• _GOAL OF THE EXERCISE_
If a line of the data below holds the string "image", copy it.

* * *

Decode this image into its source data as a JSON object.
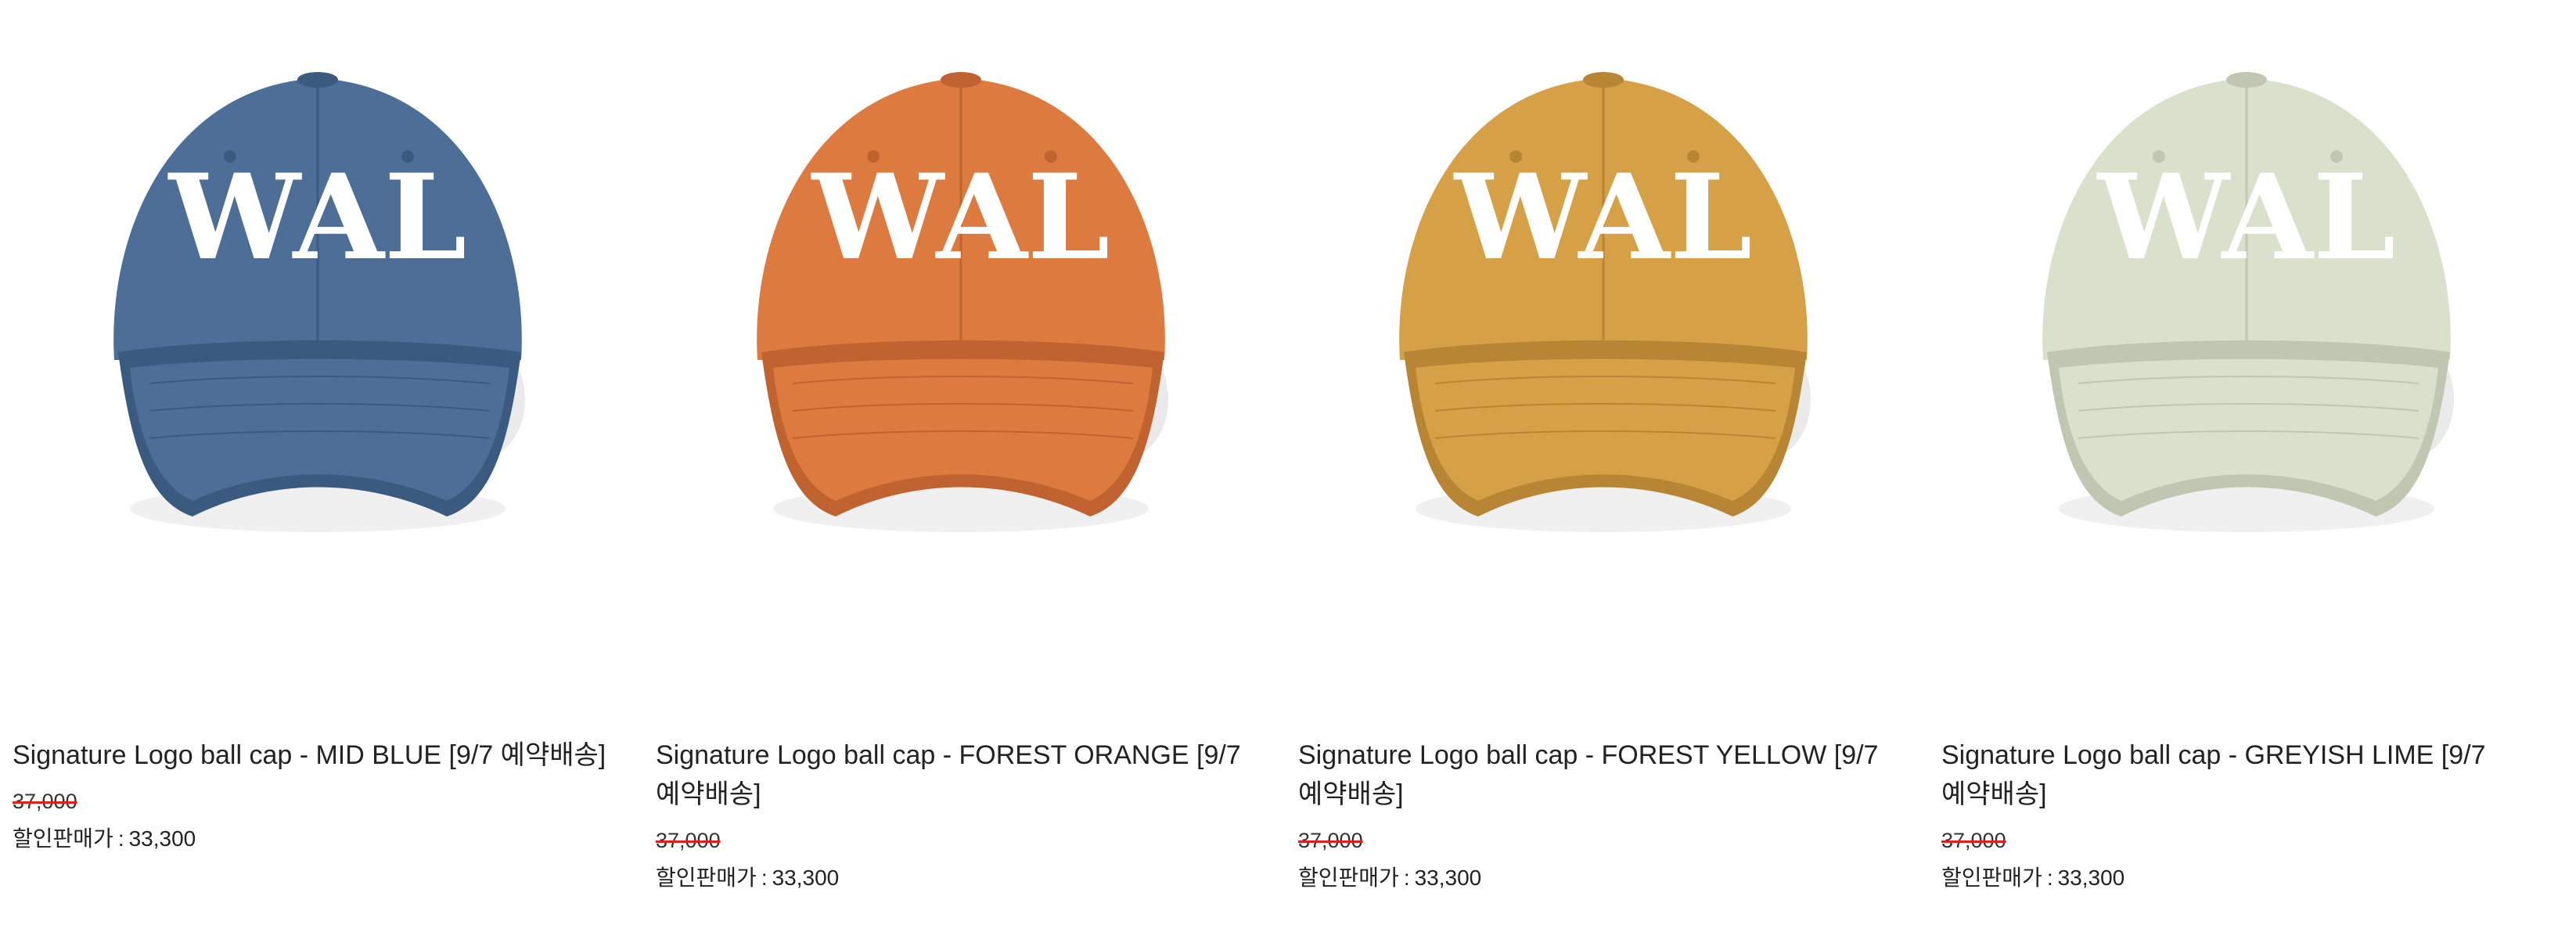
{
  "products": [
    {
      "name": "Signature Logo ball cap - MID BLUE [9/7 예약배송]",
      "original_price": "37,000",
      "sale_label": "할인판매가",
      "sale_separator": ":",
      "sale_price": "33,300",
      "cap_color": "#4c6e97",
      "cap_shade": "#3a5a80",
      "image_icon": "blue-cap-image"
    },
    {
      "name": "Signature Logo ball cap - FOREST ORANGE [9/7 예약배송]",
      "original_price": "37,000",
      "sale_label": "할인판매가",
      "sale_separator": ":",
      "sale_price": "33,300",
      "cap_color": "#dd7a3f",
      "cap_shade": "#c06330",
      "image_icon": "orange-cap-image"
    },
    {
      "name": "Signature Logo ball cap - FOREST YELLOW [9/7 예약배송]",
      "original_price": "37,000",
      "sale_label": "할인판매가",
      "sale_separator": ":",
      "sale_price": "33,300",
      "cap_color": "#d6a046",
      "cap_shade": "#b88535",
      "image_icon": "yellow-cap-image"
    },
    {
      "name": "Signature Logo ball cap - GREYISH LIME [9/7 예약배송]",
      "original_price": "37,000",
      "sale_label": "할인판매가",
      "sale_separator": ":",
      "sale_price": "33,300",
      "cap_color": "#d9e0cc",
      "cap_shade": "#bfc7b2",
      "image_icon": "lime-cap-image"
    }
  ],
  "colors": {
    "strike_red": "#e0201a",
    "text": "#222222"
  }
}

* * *

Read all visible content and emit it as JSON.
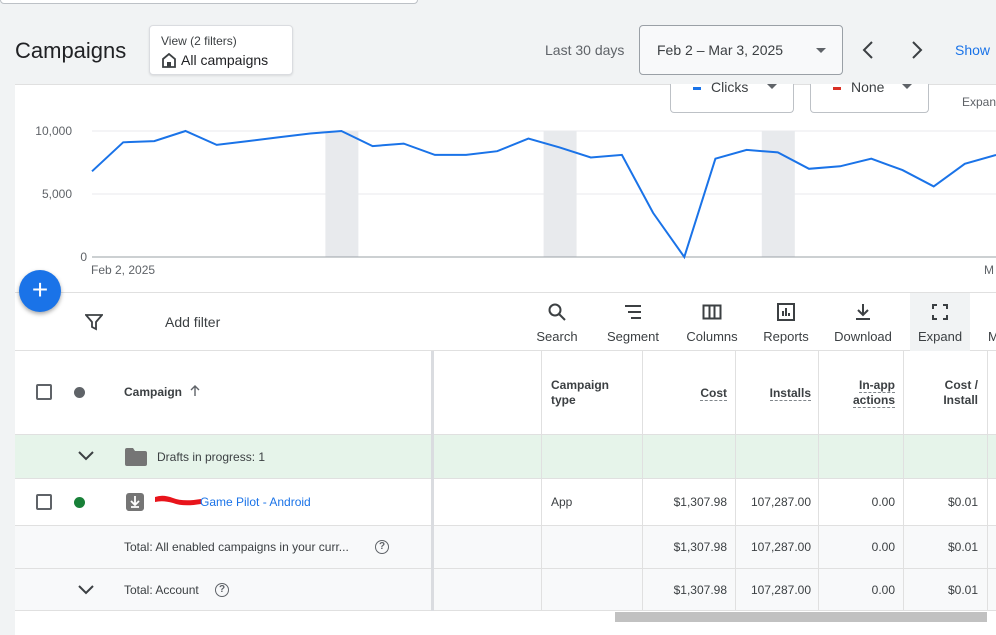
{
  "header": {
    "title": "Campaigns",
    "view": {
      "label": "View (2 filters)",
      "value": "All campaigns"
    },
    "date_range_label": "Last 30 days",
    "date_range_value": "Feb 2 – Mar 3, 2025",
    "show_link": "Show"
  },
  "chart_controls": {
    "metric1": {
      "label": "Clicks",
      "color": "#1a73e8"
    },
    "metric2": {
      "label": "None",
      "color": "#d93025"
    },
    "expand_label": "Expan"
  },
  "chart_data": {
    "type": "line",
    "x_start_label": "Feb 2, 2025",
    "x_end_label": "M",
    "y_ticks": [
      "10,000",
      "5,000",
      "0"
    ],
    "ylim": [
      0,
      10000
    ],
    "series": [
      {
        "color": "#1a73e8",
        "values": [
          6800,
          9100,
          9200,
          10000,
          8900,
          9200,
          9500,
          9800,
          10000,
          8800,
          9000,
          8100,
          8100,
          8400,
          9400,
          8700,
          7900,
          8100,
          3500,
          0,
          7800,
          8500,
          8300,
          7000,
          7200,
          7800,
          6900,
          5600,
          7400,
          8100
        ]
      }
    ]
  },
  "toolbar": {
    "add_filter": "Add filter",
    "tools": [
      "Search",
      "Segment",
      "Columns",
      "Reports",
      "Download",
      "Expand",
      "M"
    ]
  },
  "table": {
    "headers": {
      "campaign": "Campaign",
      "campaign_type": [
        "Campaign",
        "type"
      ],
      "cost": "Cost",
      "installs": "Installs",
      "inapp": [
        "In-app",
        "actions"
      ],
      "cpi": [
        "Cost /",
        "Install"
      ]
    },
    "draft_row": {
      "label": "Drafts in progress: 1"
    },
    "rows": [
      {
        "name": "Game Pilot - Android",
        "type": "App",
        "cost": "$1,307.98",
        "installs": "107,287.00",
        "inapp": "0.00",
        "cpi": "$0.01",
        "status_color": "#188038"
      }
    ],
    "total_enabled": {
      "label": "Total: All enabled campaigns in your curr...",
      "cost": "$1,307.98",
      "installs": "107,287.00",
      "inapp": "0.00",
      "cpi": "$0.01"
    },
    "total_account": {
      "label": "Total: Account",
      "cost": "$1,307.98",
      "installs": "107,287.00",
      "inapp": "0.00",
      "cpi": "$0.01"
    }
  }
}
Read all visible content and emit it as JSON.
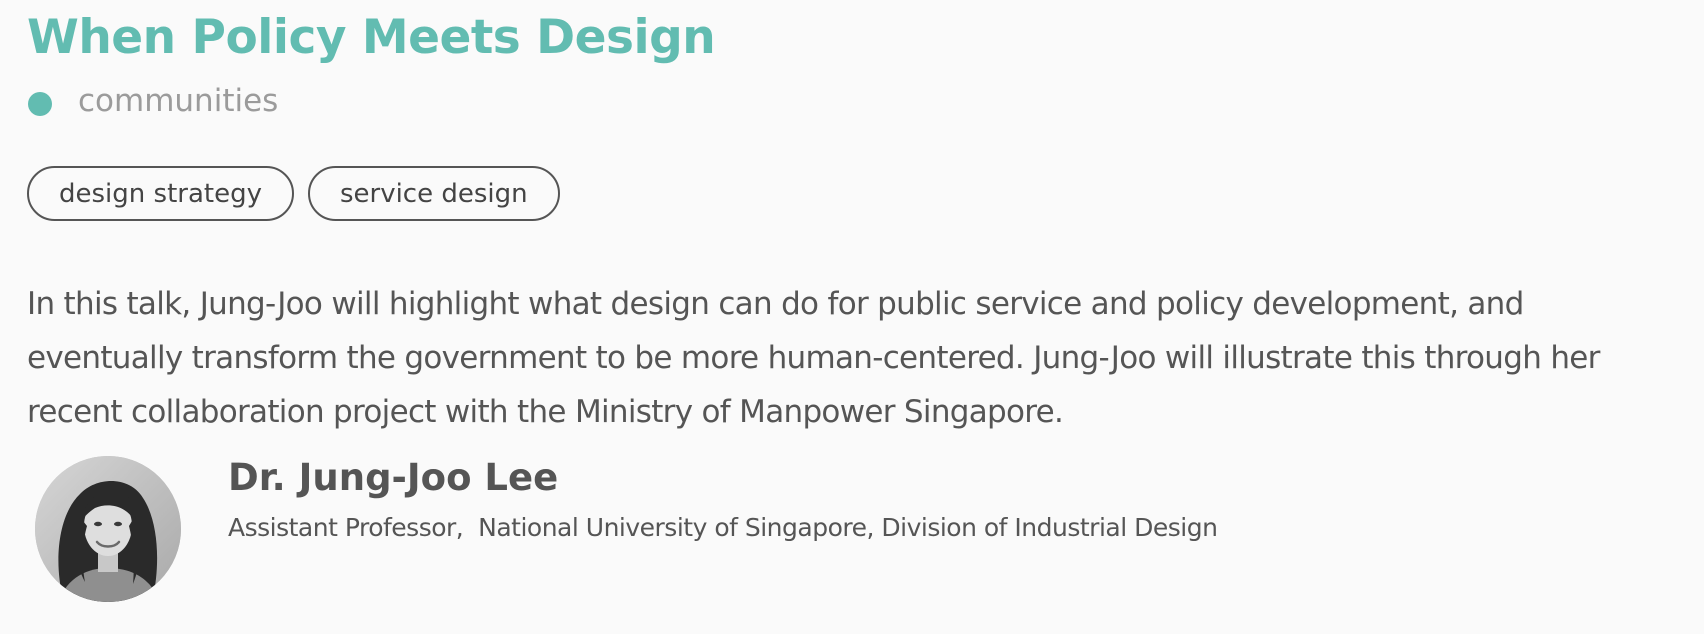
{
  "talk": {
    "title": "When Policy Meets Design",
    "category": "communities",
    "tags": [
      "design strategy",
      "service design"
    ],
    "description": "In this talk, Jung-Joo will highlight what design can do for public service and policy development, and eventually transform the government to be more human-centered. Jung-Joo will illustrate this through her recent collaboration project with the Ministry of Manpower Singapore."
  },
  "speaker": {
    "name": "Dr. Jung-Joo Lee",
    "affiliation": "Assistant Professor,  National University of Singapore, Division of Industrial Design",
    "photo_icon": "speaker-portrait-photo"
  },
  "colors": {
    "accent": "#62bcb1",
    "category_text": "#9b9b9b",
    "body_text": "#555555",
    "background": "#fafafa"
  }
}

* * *

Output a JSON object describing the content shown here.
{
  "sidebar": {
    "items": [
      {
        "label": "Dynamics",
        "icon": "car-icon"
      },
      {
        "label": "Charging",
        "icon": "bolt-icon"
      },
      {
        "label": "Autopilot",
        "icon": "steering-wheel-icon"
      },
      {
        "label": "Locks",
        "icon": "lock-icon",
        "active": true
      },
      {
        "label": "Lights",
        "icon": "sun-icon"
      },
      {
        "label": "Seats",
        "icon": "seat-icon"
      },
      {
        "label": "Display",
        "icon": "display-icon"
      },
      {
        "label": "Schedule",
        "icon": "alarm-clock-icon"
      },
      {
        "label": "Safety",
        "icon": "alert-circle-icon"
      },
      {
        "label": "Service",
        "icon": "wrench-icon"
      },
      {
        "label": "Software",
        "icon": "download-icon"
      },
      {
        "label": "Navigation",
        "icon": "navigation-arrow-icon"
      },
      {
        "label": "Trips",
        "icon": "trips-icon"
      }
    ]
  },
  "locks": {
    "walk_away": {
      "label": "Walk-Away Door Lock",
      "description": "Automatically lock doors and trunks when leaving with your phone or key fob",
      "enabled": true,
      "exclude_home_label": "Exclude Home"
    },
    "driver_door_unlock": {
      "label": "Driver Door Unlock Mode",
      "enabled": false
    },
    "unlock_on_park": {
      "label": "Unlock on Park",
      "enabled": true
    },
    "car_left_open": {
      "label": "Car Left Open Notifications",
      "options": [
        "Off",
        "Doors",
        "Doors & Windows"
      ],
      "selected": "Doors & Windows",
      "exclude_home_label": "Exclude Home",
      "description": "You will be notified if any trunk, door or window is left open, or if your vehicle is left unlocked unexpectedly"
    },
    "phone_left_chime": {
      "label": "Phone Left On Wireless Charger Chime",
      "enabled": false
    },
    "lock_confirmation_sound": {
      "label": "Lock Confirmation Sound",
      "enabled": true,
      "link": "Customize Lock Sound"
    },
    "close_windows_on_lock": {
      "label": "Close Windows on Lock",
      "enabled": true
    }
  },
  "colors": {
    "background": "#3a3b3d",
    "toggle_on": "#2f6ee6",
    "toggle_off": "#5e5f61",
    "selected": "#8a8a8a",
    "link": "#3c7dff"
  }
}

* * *

• _RESPONSE TO THE EXERCISE_
Decode this image into its source data as a JSON object.
      "image_icon": "blue-cap-image"
      "image_icon": "orange-cap-image"
      "image_icon": "yellow-cap-image"
      "image_icon": "lime-cap-image"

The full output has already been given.